No animals yet, but we’re working on it!
Sweet Bay Farm is a small, 24-acre farm located in gorgeous St. Mary’s County in southern Maryland. Once a parcel of a large farm, it was row-cropped in tobacco for centuries and in soybeans most recently. As the new owners, we are focused on rebuilding the depleted soil so it can support fertile grasses, healthy animals, and a vibrant grass-fed farm business. In the long-term, we’re aiming to produce juicy gourmet-quality steaks on grass alone.
What We Value: Taste and Health
We love to eat! When we started eating all fresh foods from nearby farms, we couldn’t believe what we’d been missing for so long! The food tasted so much better, and our health and vitality improved very quickly.
That’s where it’s at for us – taste and health. We believe the two are intertwined and rooted in the soil. Just like wine producers speak of “terroir,” the taste of the land, we know that healthy, mineral-rich, fertile soil creates tastiness and nutrition.
Problem: Very Crappy Soil.
Problem is, starved soil produces some pretty bitter terroir! How do we make it better?
Being so close to the Potomac and Chesapeake Bay, our farm’s soil was probably naturally very sandy. It couldn’t hold on to nutrients and moisture as easily as nice clay loamy soils, but it probably had decent organic matter to make up for sandy soil’s shortcomings. But after centuries of hard tobacco farming, in 2008, we were looking at totally starved, dusty, crusty soil.
Remedy: No-Till Cover Crops
The housing bust crushed us pretty hard, so we’re still working our full time jobs in DC. So instead of getting animals right away, we’re improving the soil via cover crops. We plant diverse mixes of cover crops using a rented no-till drill, grow the plants tall, then mow-kill them before they make seed. Then we immediately plant another no-till, diverse cover crop into the soil. Repeat, repeat. Our fields are chock-full of beautiful, green plants 12 months out of the year.
Results have been very good! Our soil’s organic matter has risen from low 1% in 2008 to 3% in 2013. Our soil also seems to be functioning much better. One indication is our sorghum sudangrass (an infamous nitrogen hog) cover crop. We don’t spread any nitrogen fertilizer, but it grows lush, huge and deep-green in color. This makes us happy.

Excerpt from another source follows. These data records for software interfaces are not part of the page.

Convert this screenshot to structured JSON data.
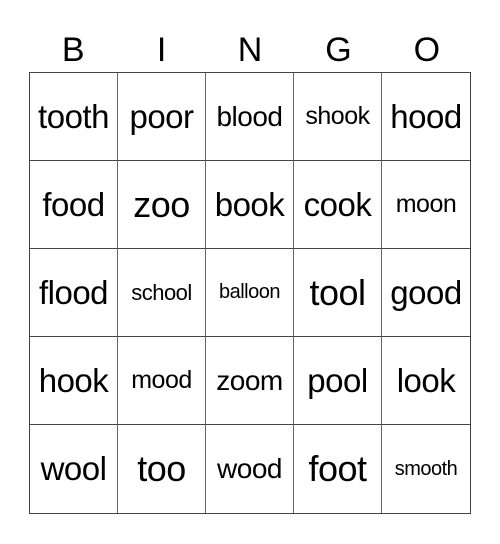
{
  "header": {
    "letters": [
      "B",
      "I",
      "N",
      "G",
      "O"
    ]
  },
  "card": {
    "rows": [
      [
        "tooth",
        "poor",
        "blood",
        "shook",
        "hood"
      ],
      [
        "food",
        "zoo",
        "book",
        "cook",
        "moon"
      ],
      [
        "flood",
        "school",
        "balloon",
        "tool",
        "good"
      ],
      [
        "hook",
        "mood",
        "zoom",
        "pool",
        "look"
      ],
      [
        "wool",
        "too",
        "wood",
        "foot",
        "smooth"
      ]
    ]
  }
}
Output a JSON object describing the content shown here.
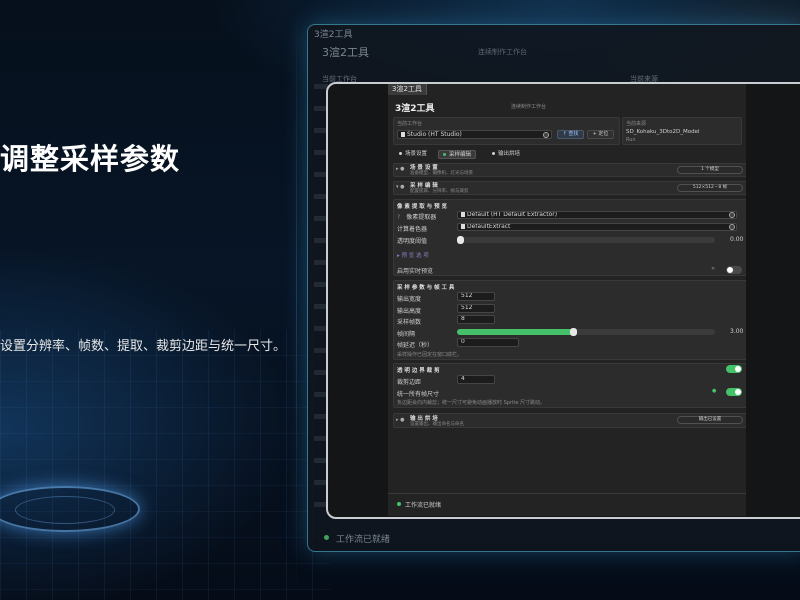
{
  "hero": {
    "title": "调整采样参数",
    "description": "设置分辨率、帧数、提取、裁剪边距与统一尺寸。"
  },
  "background_window": {
    "tab": "3渲2工具",
    "title": "3渲2工具",
    "subtitle": "连续制作工作台",
    "label_workbench": "当前工作台",
    "label_source": "当前来源",
    "status": "工作流已就绪"
  },
  "app": {
    "tab": "3渲2工具",
    "title": "3渲2工具",
    "subtitle": "连续制作工作台",
    "workbench": {
      "label": "当前工作台",
      "value": "Studio (HT Studio)",
      "find_button": "查找",
      "locate_button": "定位"
    },
    "source": {
      "label": "当前来源",
      "value": "SD_Kohaku_3Dto2D_Model",
      "sub": "Run"
    },
    "tabs": [
      "场景设置",
      "采样编辑",
      "输出烘培"
    ],
    "active_tab": 1,
    "scene_section": {
      "title": "场 景 设 置",
      "sub": "准备模型、摄像机、灯光与场景",
      "pill": "1 个模型"
    },
    "sample_section": {
      "title": "采 样 编 辑",
      "sub": "配置提取、分辨率、帧与裁剪",
      "pill": "512×512・8 帧"
    },
    "extract": {
      "header": "像 素 提 取 与 预 览",
      "extractor_label": "像素提取器",
      "extractor_value": "Default (HT Default Extractor)",
      "shader_label": "计算着色器",
      "shader_value": "DefaultExtract",
      "alpha_label": "透明度阈值",
      "alpha_value": "0.00",
      "alpha_fraction": 0.0,
      "preview_options": "预 览 选 项",
      "realtime_label": "启用实时预览",
      "realtime_on": false
    },
    "sampling": {
      "header": "采 样 参 数 与 帧 工 具",
      "width_label": "输出宽度",
      "width_value": "512",
      "height_label": "输出高度",
      "height_value": "512",
      "frames_label": "采样帧数",
      "frames_value": "8",
      "spacing_label": "帧间隔",
      "spacing_value": "3.00",
      "spacing_fraction": 0.45,
      "delay_label": "帧延迟（秒）",
      "delay_value": "0",
      "hint": "采样操作已固定在窗口底栏。"
    },
    "trim": {
      "header": "透 明 边 界 裁 剪",
      "trim_on": true,
      "margin_label": "裁剪边距",
      "margin_value": "4",
      "uniform_label": "统一所有帧尺寸",
      "uniform_on": true,
      "hint": "负边距会向内裁剪；统一尺寸可避免动画播放时 Sprite 尺寸跳动。"
    },
    "output_section": {
      "title": "输 出 烘 培",
      "sub": "设置输出、输出命名与命名",
      "pill": "输出已设置"
    },
    "status": "工作流已就绪"
  },
  "colors": {
    "accent_green": "#45c16a",
    "link_blue": "#9fc7ff",
    "frame_border": "#c9ccd0",
    "panel_glow": "#5ac8e6"
  }
}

Sooooo…. we’re hoping all the cover crops are priming our soil to grow fantastic, high energy pasture grass in the future. And hopefully our future pastures will produce some excellently tasty gourmet grass-fed steaks.

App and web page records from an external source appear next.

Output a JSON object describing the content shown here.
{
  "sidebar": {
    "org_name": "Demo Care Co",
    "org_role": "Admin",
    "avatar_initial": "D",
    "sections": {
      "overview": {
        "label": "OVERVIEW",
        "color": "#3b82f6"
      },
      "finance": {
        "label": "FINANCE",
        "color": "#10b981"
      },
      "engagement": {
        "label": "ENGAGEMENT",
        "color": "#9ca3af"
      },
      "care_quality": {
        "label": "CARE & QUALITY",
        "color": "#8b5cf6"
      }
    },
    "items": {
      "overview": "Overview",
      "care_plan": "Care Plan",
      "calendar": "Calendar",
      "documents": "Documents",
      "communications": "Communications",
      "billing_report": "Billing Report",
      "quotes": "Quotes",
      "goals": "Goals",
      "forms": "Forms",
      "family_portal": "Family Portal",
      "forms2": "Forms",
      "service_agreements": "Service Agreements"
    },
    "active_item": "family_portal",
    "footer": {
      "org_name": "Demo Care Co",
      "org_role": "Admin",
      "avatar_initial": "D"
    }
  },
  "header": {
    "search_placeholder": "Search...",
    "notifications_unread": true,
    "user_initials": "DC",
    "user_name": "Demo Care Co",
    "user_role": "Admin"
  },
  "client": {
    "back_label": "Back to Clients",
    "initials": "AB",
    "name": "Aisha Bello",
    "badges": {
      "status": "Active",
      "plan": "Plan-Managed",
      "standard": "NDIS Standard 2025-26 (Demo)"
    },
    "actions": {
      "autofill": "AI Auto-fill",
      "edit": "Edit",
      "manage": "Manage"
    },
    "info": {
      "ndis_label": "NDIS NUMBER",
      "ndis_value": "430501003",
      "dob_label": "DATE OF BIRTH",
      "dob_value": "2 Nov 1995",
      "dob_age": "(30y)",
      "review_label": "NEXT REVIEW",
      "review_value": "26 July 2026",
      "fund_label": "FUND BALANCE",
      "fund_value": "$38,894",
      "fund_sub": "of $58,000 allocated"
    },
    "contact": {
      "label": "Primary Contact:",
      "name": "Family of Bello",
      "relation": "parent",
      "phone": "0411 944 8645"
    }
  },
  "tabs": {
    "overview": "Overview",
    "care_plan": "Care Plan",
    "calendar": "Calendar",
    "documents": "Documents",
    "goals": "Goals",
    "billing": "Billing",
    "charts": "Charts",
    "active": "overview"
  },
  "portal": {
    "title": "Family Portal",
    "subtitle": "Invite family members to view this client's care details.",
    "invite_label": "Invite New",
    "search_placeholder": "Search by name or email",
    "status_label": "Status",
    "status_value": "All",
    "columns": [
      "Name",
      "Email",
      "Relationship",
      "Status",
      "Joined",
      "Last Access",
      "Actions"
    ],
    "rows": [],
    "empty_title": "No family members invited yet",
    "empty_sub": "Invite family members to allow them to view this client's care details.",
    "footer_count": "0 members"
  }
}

In the meantime, if you’re interested in seeing how soil repairs itself, this blog’s for you!